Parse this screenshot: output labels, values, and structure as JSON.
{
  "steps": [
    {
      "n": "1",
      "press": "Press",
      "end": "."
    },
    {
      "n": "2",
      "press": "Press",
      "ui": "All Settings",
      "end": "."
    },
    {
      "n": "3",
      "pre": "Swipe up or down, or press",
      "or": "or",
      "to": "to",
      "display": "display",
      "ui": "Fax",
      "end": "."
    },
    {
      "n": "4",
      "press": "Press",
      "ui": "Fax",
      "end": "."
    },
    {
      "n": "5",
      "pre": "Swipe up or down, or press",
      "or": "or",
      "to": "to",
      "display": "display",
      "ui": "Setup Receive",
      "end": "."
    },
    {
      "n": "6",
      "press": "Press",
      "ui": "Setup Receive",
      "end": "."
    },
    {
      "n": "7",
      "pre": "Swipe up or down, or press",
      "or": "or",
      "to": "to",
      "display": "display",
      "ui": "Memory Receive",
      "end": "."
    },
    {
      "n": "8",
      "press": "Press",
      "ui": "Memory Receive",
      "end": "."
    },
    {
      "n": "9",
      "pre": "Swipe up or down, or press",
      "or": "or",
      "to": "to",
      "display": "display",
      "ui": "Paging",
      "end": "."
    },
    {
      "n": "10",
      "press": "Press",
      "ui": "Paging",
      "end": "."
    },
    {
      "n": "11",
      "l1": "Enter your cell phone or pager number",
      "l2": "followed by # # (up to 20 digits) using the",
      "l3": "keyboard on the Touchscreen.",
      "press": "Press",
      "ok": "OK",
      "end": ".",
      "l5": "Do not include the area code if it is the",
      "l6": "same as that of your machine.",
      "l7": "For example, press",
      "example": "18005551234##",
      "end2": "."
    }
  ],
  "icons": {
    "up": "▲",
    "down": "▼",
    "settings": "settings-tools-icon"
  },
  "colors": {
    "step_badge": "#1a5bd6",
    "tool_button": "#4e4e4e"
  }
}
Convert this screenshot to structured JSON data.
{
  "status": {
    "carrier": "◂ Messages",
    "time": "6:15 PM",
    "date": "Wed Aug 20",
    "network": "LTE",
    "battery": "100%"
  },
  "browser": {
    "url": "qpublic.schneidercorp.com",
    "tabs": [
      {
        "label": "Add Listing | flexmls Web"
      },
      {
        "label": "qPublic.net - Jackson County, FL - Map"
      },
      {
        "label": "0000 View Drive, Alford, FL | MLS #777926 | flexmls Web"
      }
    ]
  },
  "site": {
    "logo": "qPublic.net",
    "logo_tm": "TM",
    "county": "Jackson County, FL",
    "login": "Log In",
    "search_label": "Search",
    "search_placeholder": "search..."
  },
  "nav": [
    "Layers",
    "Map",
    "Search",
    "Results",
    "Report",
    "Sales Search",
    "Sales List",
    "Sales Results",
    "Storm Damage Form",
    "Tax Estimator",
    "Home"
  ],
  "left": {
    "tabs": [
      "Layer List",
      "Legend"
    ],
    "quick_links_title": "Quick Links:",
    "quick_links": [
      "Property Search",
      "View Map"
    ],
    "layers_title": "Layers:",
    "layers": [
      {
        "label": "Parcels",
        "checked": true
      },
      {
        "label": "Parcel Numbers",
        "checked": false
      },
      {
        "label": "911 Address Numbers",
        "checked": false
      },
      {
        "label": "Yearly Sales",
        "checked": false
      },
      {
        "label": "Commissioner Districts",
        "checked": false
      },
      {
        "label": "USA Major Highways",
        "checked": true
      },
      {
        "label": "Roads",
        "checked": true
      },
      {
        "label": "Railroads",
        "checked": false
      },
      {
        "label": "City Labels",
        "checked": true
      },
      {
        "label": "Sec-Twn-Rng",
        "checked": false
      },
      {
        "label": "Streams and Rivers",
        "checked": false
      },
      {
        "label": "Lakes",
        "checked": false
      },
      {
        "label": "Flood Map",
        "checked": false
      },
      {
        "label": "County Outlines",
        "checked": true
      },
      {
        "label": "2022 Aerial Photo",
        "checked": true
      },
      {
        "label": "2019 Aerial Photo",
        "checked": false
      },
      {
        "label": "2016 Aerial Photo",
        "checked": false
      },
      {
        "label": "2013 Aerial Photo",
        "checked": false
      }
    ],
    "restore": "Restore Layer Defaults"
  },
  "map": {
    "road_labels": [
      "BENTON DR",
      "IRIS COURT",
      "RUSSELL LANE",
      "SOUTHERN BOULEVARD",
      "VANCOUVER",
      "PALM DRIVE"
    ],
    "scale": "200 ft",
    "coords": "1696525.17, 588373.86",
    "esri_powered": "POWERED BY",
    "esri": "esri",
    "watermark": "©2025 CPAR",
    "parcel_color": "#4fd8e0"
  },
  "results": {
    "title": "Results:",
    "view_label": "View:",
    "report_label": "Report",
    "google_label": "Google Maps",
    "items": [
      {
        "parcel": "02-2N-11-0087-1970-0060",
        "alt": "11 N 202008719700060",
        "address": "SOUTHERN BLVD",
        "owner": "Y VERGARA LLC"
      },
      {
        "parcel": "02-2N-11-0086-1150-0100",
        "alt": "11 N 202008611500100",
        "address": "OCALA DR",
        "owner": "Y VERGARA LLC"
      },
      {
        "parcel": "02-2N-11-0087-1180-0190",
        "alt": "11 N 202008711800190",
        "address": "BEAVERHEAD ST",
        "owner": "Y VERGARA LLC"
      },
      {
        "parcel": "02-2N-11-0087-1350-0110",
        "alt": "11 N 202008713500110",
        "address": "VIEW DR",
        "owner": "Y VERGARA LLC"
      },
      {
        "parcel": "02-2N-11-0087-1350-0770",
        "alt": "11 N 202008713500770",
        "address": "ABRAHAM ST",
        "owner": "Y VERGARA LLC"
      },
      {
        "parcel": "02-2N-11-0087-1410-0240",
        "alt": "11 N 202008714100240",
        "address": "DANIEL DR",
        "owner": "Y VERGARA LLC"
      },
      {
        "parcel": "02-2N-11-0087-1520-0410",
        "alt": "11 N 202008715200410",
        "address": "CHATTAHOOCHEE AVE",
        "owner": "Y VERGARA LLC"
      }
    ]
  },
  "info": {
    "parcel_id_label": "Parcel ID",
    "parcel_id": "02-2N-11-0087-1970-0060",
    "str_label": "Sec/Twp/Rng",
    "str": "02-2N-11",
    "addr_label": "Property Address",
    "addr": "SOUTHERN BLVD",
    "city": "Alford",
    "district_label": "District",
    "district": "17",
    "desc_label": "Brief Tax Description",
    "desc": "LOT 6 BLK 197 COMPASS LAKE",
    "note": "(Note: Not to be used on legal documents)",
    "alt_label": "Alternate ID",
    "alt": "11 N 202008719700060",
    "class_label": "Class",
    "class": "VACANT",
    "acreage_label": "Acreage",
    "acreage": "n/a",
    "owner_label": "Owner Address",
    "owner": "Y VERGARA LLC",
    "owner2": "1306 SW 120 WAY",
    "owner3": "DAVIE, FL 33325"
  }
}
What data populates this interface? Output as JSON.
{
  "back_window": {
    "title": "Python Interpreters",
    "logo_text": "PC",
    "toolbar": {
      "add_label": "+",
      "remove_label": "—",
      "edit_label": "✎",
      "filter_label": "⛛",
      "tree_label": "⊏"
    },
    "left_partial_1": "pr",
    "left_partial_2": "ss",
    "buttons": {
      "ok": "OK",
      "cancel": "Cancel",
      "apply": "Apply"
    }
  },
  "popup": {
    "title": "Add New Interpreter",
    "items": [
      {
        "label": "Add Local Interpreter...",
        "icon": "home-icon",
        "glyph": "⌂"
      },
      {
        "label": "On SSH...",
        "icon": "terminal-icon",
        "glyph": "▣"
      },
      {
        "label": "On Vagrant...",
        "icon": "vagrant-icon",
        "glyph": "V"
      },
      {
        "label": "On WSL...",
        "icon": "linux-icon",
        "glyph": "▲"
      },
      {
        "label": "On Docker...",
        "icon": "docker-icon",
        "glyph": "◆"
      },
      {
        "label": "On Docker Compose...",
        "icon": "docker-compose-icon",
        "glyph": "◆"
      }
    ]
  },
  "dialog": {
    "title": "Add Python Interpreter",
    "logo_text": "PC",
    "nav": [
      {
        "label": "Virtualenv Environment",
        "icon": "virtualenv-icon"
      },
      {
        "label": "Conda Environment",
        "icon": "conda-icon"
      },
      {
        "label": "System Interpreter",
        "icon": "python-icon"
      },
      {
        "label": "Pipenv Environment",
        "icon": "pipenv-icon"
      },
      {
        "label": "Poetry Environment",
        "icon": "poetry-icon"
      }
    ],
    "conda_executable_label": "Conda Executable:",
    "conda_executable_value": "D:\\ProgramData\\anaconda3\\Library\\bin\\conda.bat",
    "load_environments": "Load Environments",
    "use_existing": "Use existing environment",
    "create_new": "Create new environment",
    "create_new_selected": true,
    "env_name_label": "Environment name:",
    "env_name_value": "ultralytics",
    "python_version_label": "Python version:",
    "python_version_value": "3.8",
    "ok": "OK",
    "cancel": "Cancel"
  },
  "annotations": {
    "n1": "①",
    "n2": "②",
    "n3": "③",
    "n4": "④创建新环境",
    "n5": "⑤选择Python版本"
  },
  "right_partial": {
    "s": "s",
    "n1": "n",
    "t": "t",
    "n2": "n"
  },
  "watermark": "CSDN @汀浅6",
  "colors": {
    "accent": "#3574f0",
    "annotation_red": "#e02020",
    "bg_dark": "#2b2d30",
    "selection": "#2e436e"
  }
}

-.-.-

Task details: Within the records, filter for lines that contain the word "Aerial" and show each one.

Written reply:
        "label": "2022 Aerial Photo",
        "label": "2019 Aerial Photo",
        "label": "2016 Aerial Photo",
        "label": "2013 Aerial Photo",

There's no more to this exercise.